Each line of the listing below containing the word "역대최저가" should be returned.

---------- DATASET RECORDS

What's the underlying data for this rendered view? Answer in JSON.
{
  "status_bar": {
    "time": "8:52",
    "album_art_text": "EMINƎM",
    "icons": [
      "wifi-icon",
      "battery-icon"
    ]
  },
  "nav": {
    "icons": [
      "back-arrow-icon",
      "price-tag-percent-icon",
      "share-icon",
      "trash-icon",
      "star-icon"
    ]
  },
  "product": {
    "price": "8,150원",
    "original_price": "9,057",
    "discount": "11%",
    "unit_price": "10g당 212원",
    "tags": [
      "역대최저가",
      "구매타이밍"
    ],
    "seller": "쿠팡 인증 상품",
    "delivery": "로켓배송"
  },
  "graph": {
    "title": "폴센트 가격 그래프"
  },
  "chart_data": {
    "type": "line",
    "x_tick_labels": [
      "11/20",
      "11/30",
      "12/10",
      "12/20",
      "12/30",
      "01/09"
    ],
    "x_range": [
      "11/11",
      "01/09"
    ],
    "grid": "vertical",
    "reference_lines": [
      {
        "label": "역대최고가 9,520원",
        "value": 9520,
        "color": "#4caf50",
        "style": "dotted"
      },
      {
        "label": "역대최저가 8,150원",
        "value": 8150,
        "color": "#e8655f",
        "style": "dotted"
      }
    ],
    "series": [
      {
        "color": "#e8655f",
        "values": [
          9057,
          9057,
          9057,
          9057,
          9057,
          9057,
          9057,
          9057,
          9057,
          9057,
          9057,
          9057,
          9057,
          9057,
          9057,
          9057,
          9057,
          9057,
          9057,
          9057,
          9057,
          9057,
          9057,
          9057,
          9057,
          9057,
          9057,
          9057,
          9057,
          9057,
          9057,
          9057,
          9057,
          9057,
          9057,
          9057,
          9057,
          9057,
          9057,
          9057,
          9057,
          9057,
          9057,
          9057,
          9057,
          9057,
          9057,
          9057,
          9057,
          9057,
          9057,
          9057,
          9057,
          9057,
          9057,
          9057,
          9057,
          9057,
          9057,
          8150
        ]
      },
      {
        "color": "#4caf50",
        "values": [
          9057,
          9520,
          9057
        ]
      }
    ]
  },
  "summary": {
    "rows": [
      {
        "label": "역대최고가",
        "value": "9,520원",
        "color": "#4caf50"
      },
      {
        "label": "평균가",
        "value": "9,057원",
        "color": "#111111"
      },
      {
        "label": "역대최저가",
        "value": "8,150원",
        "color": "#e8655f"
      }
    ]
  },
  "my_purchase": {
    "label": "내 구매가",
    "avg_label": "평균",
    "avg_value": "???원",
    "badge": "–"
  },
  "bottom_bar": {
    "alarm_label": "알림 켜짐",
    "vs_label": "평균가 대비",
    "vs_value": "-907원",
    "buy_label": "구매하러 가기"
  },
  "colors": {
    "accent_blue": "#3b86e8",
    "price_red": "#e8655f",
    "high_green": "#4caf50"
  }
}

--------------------

-- RESPONSE AREA --
      "역대최저가",
        "label": "역대최저가 8,150원",
        "label": "역대최저가",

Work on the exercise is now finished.